### Problem
Look through the records and copy each line that has "title" in it.

### Data listing
□ □ □ □ □
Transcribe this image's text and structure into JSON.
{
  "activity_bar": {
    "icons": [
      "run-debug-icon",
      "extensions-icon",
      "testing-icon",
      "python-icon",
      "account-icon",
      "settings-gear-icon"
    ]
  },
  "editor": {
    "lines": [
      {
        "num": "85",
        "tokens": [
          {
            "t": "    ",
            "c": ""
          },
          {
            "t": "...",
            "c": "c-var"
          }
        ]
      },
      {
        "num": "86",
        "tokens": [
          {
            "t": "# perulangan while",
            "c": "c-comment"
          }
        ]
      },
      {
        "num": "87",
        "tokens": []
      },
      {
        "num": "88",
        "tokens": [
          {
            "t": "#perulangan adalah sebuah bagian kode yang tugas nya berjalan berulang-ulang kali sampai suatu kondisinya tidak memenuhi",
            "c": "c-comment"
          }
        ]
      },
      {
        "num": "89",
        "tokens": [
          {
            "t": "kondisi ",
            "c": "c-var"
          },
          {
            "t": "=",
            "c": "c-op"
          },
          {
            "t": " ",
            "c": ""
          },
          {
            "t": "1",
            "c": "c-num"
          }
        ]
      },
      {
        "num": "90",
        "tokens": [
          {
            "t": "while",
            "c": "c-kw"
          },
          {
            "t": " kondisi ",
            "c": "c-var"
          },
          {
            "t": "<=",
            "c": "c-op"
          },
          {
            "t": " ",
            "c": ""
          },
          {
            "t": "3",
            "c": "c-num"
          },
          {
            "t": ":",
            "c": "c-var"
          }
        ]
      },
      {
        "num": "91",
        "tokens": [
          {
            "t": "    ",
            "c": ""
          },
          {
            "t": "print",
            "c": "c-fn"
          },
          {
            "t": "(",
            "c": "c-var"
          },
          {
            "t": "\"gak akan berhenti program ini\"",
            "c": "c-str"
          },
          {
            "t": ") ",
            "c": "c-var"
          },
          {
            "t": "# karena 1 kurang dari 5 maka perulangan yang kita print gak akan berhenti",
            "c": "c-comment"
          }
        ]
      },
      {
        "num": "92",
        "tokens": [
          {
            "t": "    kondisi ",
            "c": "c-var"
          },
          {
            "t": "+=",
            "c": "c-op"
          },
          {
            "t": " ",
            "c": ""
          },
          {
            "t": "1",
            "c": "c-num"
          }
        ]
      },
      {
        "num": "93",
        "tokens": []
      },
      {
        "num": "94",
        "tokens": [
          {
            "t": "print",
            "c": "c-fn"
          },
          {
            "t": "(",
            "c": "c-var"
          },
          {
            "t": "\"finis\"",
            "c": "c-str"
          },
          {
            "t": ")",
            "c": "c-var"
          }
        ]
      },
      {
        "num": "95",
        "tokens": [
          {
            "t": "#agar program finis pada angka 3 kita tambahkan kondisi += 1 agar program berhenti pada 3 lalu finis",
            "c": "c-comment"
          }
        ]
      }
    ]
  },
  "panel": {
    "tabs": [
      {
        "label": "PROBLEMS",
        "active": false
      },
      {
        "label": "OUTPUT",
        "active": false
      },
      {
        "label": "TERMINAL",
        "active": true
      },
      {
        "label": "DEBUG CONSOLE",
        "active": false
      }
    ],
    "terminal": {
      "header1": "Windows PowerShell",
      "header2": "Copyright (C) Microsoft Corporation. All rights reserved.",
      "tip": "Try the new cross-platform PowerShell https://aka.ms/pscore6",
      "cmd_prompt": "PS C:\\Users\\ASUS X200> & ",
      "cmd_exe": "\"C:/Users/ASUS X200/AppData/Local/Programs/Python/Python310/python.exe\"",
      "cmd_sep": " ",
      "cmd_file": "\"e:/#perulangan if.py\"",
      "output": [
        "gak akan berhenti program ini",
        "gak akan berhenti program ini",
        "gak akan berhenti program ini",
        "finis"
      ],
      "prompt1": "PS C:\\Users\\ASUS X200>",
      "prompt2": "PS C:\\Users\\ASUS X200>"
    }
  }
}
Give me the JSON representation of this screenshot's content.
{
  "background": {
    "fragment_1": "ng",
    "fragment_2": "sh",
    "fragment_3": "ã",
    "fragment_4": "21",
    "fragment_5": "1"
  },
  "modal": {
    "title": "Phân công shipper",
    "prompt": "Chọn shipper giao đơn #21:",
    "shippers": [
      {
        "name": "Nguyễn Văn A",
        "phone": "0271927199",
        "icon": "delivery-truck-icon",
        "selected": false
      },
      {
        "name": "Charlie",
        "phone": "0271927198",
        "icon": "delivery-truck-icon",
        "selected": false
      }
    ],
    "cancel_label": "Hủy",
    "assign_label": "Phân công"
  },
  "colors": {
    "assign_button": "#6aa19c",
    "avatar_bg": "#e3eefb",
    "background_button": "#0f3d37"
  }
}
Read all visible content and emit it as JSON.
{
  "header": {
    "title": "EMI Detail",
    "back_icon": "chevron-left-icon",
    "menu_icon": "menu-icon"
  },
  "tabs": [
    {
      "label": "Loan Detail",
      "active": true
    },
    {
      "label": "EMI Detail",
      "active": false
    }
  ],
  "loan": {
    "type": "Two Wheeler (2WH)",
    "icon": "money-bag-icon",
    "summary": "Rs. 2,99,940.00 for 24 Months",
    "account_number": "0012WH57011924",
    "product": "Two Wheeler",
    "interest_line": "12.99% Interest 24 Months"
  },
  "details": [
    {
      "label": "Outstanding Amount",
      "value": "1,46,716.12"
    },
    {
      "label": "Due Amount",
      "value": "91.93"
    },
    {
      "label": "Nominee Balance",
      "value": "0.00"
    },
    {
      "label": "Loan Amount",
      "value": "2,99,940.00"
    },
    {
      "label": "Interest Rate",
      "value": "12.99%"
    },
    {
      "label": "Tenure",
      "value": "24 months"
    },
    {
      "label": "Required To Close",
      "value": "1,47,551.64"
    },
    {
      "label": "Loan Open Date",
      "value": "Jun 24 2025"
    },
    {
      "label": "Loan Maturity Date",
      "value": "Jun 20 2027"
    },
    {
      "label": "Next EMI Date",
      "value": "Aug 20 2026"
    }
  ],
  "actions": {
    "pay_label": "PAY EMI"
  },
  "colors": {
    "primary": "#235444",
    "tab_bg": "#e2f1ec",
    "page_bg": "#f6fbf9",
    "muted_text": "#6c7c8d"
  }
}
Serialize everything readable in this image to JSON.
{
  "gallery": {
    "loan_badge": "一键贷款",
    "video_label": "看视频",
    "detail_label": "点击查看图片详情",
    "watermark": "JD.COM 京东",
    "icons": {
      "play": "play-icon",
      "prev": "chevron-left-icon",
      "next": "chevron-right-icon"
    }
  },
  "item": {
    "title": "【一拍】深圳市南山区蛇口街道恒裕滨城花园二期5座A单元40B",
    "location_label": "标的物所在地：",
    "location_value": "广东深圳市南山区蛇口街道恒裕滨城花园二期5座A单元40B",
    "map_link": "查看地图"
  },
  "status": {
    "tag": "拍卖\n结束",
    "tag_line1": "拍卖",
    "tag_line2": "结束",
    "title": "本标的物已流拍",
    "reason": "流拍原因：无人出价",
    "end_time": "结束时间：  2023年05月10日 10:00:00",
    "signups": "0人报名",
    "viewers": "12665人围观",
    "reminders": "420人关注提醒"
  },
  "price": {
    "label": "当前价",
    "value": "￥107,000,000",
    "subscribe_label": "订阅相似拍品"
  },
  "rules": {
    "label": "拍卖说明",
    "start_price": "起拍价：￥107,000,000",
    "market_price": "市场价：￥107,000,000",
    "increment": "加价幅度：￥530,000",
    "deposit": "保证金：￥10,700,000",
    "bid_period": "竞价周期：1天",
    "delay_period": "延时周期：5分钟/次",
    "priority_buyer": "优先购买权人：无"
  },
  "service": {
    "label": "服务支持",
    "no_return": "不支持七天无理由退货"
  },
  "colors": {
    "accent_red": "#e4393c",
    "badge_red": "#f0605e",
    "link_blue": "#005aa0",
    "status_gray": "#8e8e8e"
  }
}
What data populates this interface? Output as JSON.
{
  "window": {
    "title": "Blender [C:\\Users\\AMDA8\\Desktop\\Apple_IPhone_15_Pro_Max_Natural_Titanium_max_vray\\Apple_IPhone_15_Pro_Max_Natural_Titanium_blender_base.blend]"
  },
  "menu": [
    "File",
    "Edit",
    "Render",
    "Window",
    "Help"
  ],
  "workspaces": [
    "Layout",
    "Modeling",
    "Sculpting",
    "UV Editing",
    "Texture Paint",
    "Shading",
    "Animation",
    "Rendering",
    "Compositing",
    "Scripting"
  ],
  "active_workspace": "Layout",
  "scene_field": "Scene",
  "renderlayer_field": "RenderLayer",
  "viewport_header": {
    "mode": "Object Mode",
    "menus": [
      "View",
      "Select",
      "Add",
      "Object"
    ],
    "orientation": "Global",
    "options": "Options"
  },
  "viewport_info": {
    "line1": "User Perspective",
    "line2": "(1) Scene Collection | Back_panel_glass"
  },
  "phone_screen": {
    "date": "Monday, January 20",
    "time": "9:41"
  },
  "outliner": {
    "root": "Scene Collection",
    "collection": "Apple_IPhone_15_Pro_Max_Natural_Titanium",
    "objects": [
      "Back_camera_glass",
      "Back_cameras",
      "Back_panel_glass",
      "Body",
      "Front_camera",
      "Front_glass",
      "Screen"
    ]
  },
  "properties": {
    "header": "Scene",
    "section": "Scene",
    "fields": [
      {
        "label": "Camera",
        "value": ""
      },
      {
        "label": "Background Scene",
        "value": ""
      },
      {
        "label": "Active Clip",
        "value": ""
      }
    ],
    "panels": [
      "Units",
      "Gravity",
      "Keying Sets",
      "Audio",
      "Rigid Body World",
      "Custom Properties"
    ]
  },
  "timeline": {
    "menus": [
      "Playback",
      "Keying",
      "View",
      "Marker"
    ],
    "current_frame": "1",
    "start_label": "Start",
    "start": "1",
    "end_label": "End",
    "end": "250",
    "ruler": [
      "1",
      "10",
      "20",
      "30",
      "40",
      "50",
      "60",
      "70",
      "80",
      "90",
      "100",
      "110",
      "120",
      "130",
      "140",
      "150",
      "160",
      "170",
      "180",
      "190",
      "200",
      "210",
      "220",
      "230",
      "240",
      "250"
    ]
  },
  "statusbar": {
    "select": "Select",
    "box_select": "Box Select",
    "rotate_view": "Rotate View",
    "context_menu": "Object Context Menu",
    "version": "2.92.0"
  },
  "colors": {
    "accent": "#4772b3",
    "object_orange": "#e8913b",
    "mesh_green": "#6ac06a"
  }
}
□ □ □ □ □
### Finished task
    "title": "Phân công shipper",
    "title": "EMI Detail",
    "title": "【一拍】深圳市南山区蛇口街道恒裕滨城花园二期5座A单元40B",
    "title": "本标的物已流拍",
    "title": "Blender [C:\\Users\\AMDA8\\Desktop\\Apple_IPhone_15_Pro_Max_Natural_Titanium_max_vray\\Apple_IPhone_15_Pro_Max_Natural_Titanium_blender_base.blend]"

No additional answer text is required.